Many prefer to grow grapes on an arbor, thus combining the benefits of fruit production, shade and ornamental effects. Vines grown on arbors generally produce less low-quality fruit than traditional systems do. Suitable arbors can be in an almost endless number of designs. A more important consideration is that the arbor be constructed of durable materials requiring minimal maintenance.

In general, plants are placed on both sides of an arch-like structure and trained to grow up and over to about mid-point of the top. Providing this amount of foliage cover requires a larger and taller plant than is necessary for an ordinary trellis. In this situation there is a tendency to prune too lightly, if at all. Often the end result is a tangled mass of multiple trunks, numerous canes, weak growth and poor fruit production. Training the plants to a single trunk and leaving relatively short horizontal fruiting canes is a suitable method for most situations. See Figure 14.

Develop a portion of the trunk each year by tying an uppermost vigorous cane in a vertical position. At the same time, select fruiting canes at intervals of 2 to 3 feet. These should be limited to five or six buds to favor development of the upper trunk and canes. The selection and use of renewal spurs also is valuable for maintaining a source of fruiting wood close to the trunk.

Figure 14
Grapes trained and pruned on an arbor.

Single-trunk vs. two-trunk training

Commercial grape growers often will train two parallel trunks in the systems that have just been described. In essence, each trunk makes up for half the canopy. For instance, in the case of the four-arm Kniffen, one trunk might produce the canes for the right side lower wire and the left side upper wire, and vice versa for the other trunk. Growers do this as a hedge against stress, particularly winter damage; if one trunk is killed, production from that plant is not completely lost. Two trunks also allows for renewing a trunk without losing production from the plant.
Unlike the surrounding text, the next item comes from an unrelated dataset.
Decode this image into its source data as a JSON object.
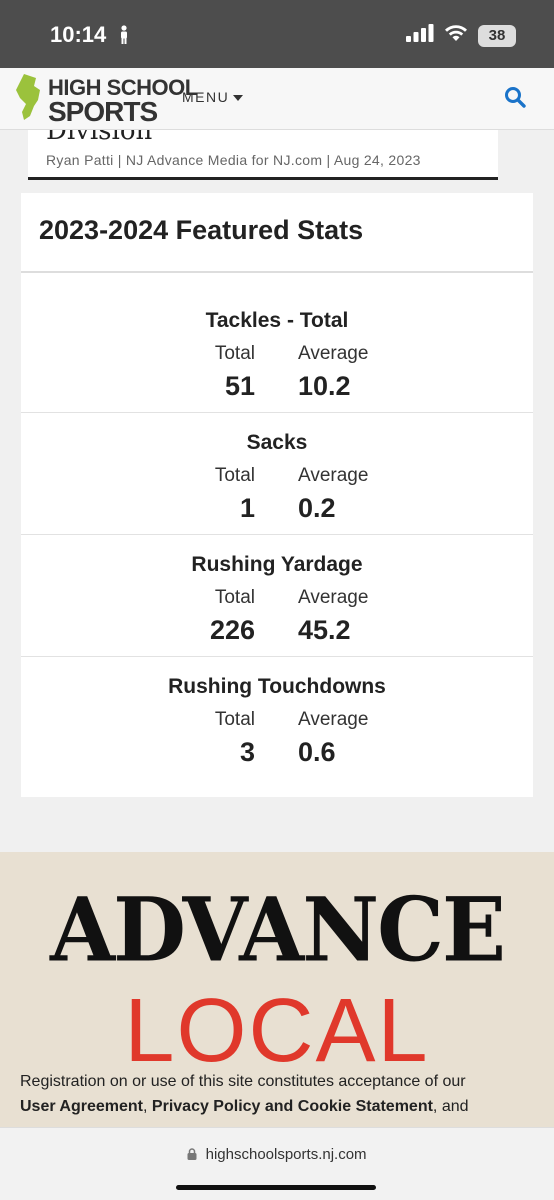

Use a material that will last the entire season. Binder twine or a lighter jute twine is satisfactory. Plastic covered wire ties used for plastic bags, etc. also could be used.

Tying should be done during relatively mild temperatures, but before buds have swollen or started growth. Canes that are very cold or frozen are brittle and easily broken. Such breakage is particularly likely when sharply bending the canes as required with the Umbrella Kniffin system. Buds that are quite swollen are easily broken off.
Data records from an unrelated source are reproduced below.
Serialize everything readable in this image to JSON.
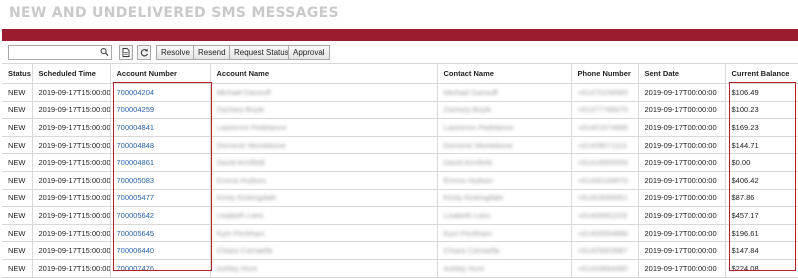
{
  "page_title": "NEW AND UNDELIVERED SMS MESSAGES",
  "toolbar": {
    "search_placeholder": "",
    "buttons": [
      "Resolve",
      "Resend",
      "Request Status",
      "Approval"
    ]
  },
  "columns": [
    "Status",
    "Scheduled Time",
    "Account Number",
    "Account Name",
    "Contact Name",
    "Phone Number",
    "Sent Date",
    "Current Balance"
  ],
  "rows": [
    {
      "status": "NEW",
      "scheduled": "2019-09-17T15:00:00",
      "account": "700004204",
      "name": "Michael Danouff",
      "contact": "Michael Danouff",
      "phone": "+61470156565",
      "sent": "2019-09-17T00:00:00",
      "balance": "$106.49"
    },
    {
      "status": "NEW",
      "scheduled": "2019-09-17T15:00:00",
      "account": "700004259",
      "name": "Zachary Boyle",
      "contact": "Zachary Boyle",
      "phone": "+61477766075",
      "sent": "2019-09-17T00:00:00",
      "balance": "$100.23"
    },
    {
      "status": "NEW",
      "scheduled": "2019-09-17T15:00:00",
      "account": "700004841",
      "name": "Lawrence Pedelance",
      "contact": "Lawrence Pedelance",
      "phone": "+61401574685",
      "sent": "2019-09-17T00:00:00",
      "balance": "$169.23"
    },
    {
      "status": "NEW",
      "scheduled": "2019-09-17T15:00:00",
      "account": "700004848",
      "name": "Domenic Montebone",
      "contact": "Domenic Montebone",
      "phone": "+61428071113",
      "sent": "2019-09-17T00:00:00",
      "balance": "$144.71"
    },
    {
      "status": "NEW",
      "scheduled": "2019-09-17T15:00:00",
      "account": "700004861",
      "name": "David Armfield",
      "contact": "David Armfield",
      "phone": "+61416555555",
      "sent": "2019-09-17T00:00:00",
      "balance": "$0.00"
    },
    {
      "status": "NEW",
      "scheduled": "2019-09-17T15:00:00",
      "account": "700005083",
      "name": "Emma Hudson",
      "contact": "Emma Hudson",
      "phone": "+61430168970",
      "sent": "2019-09-17T00:00:00",
      "balance": "$406.42"
    },
    {
      "status": "NEW",
      "scheduled": "2019-09-17T15:00:00",
      "account": "700005477",
      "name": "Kirsty Kinkingdale",
      "contact": "Kirsty Kinkingdale",
      "phone": "+61403099951",
      "sent": "2019-09-17T00:00:00",
      "balance": "$87.86"
    },
    {
      "status": "NEW",
      "scheduled": "2019-09-17T15:00:00",
      "account": "700005642",
      "name": "Lisabeth Lees",
      "contact": "Lisabeth Lees",
      "phone": "+61409951103",
      "sent": "2019-09-17T00:00:00",
      "balance": "$457.17"
    },
    {
      "status": "NEW",
      "scheduled": "2019-09-17T15:00:00",
      "account": "700005645",
      "name": "Kym Peckham",
      "contact": "Kym Peckham",
      "phone": "+61400554886",
      "sent": "2019-09-17T00:00:00",
      "balance": "$196.61"
    },
    {
      "status": "NEW",
      "scheduled": "2019-09-17T15:00:00",
      "account": "700006440",
      "name": "Chiara Camaella",
      "contact": "Chiara Camaella",
      "phone": "+61425003987",
      "sent": "2019-09-17T00:00:00",
      "balance": "$147.84"
    },
    {
      "status": "NEW",
      "scheduled": "2019-09-17T15:00:00",
      "account": "700007476",
      "name": "Ashley Hunt",
      "contact": "Ashley Hunt",
      "phone": "+61433664480",
      "sent": "2019-09-17T00:00:00",
      "balance": "$224.08"
    }
  ],
  "colors": {
    "accent_bar": "#9b1c2e",
    "link": "#2a64a8",
    "highlight_box": "#b3202a"
  }
}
With the Four Cane Kniffin system, wrap the individual canes around the wire once or twice, depending on cane length, and tie just short of the last bud. Two wraps of twine with a firm double knot will hold a cane securely.

G6090, reviewed May 2010

G6090 Home Fruit Production: Grape Training Systems | University of Missouri Extension